Three taprooms are opening in a new microbrew zone.
The large sun-splashed brick hall — once reputedly home to St. Paul’s municipal horses — is empty now save for scattered tables and artists’ renderings of what will come next: a bar, stainless steel tanks lining the wall, customers holding pints of Urban Growler beer.
Deb Loch and Jill Pavlak don’t need the pictures. They can see it in their heads as they scan their future brewery, the latest of three to locate in a burgeoning microbrew zone in St. Paul’s Midway and St. Anthony Park districts that is vying to join northeast Minneapolis as a local craft beer destination.
“We’re within walking distance to light rail and we’re right between the two cities,” Loch said. “It has that urban, industrial charm we were looking for,” Pavlak chimed in.
Just outside Urban Growler’s doors, a stylized grain bin marks the newly opened brewery of Jay and Sandy Boss Febbo, owners of Bang Brewing Co. A couple of miles away at Wheeler and Thomas, a former stonecutting shop is being converted into Burning Brothers Brewing, the creation of former fire-eaters Dane Breimhorst and Thom Foss.
Each business had looked at quarters in northeast Minneapolis only to wind up in St. Paul, which this year loosened its dated brewery restrictions. In each case the right place was available at the right price, near the light-rail Green Line slated to begin operating on University Avenue next summer.
The Green Line draw extends into Minneapolis, where Surly is planning a $20 million brewery just over the city line in Prospect Park.

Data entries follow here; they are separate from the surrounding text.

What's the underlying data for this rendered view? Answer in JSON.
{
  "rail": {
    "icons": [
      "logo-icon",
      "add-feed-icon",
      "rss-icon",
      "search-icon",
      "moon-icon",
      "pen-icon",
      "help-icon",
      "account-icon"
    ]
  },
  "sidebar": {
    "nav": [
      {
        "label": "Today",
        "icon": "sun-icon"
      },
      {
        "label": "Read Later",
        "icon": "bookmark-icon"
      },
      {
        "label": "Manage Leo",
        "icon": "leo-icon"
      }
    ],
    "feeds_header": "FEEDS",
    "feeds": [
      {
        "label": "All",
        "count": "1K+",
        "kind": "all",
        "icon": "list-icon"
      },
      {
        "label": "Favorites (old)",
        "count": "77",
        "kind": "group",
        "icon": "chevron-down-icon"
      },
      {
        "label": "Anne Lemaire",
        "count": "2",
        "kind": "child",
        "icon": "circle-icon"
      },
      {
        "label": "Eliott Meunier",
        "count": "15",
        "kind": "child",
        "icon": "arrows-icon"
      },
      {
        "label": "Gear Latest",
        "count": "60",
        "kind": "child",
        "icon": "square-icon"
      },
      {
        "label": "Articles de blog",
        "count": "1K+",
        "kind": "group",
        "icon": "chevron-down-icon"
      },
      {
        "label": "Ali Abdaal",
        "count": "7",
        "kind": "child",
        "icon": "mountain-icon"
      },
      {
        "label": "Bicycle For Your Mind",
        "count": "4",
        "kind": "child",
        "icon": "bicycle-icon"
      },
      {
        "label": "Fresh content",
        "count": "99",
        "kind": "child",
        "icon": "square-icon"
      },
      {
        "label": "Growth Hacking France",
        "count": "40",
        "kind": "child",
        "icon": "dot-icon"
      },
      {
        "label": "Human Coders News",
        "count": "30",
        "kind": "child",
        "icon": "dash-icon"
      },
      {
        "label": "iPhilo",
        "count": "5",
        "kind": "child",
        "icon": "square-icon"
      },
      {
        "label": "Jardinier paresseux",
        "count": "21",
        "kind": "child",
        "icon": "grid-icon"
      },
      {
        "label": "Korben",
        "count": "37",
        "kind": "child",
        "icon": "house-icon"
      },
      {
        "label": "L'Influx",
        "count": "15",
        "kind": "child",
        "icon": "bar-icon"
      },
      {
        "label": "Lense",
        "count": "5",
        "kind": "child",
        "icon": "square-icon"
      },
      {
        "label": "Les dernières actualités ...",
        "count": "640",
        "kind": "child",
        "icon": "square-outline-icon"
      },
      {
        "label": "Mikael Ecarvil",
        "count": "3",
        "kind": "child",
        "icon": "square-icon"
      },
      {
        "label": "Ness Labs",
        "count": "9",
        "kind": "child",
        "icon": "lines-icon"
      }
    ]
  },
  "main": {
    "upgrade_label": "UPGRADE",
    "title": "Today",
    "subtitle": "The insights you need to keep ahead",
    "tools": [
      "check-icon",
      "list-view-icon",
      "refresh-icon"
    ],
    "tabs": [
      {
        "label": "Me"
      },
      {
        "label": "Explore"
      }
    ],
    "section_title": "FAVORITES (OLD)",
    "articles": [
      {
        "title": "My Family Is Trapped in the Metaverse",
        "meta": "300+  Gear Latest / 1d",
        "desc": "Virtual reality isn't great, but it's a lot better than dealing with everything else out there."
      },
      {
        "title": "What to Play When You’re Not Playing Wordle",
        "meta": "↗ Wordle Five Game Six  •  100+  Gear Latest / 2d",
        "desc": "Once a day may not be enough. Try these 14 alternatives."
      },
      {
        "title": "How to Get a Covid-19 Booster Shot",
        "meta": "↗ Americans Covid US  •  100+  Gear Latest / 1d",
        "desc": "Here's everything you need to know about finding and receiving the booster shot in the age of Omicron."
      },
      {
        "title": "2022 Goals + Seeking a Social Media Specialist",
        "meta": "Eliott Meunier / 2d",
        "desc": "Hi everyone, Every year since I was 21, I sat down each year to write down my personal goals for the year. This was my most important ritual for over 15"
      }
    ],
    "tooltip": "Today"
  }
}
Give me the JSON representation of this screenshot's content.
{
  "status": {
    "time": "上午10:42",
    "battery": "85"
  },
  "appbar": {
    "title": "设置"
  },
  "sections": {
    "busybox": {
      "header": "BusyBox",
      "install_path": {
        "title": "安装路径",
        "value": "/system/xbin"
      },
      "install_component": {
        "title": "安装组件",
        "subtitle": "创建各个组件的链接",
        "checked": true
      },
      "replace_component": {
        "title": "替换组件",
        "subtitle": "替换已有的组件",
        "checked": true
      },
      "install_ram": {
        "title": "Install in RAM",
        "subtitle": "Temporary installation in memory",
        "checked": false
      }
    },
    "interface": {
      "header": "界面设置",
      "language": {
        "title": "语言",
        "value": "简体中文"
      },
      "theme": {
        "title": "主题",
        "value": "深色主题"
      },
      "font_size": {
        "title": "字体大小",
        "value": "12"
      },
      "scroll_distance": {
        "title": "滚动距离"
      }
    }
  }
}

It was the so-called Surly bill passed in 2011 that allowed brewers to sell pints of beer on the premises, launching a flight of taprooms in the metro area. Minneapolis and then St. Paul expanded the areas where microbreweries could locate.
“It’s always been about the beer in St. Paul,” said Cecile Bedor, the city’s planning and economic development director. “This is kind of that new generation after Hamm’s and Stroh’s, with a new crop of young entrepreneurs, and it’s pretty exciting.”
And it’s what planners expected would happen with light rail — “new businesses locating there as a way to capture a new and significant market.”
For the Boss Febbos the location was a no-brainer. “We love St. Paul and having our brewery based there was always the goal,” said Sandy Boss Febbo, an advertising producer.
Differences among the new breweries are apparent even without tasting the beer. Urban Growler is run by two women, still uncommon in the male-dominated business. Burning Brothers will be the first 100 percent gluten-free brewery in the Midwest and one of only a few nationwide. Bang is the brewery operated by the married couple out of the funky metal silo.
A range of personalities
“Each brewery has such a distinct personality and to find and experience those differences will be a lot of fun,” Sandy Boss Febbo said.
At the same time, Pavlak said, none of those distinctions matter “if our beer sucks.”
Similarly, Breimhorst wants Burning Brothers judged on its drinkability and not on the basis that it fills a gluten-free niche. “Judges tell us it tastes like beer, which is the biggest compliment they can give us,” he said.
Breimhorst and Foss, project manager for a large insurer, are longtime friends who worked as fire-eaters at the Renaissance Festival in Shakopee and lifted their brand from that experience. Earlier plans to start a “brew on premises” shop, where customers can brew their own beer, fizzled when Breimhorst was diagnosed with celiac disease.
Disappointed with the gluten-free beers on the market, they decided they could do better despite warnings from brewers that it was “impossible.” Breimhorst, a former cook at the Loring Cafe, experimented with roasts, water and yeast and found gluten-free grains such as teff, millet and quinoa to substitute for the standard ingredients.
The results are an American pale ale and a coffee ale made with Cascadian hops that have won early raves. The brewery will distribute its beer in cans rather than kegs to avoid gluten contamination and has been lining up gluten-free food distributors to supply the taproom, which the owners plan to open next month at the 5,000-square-foot brewery.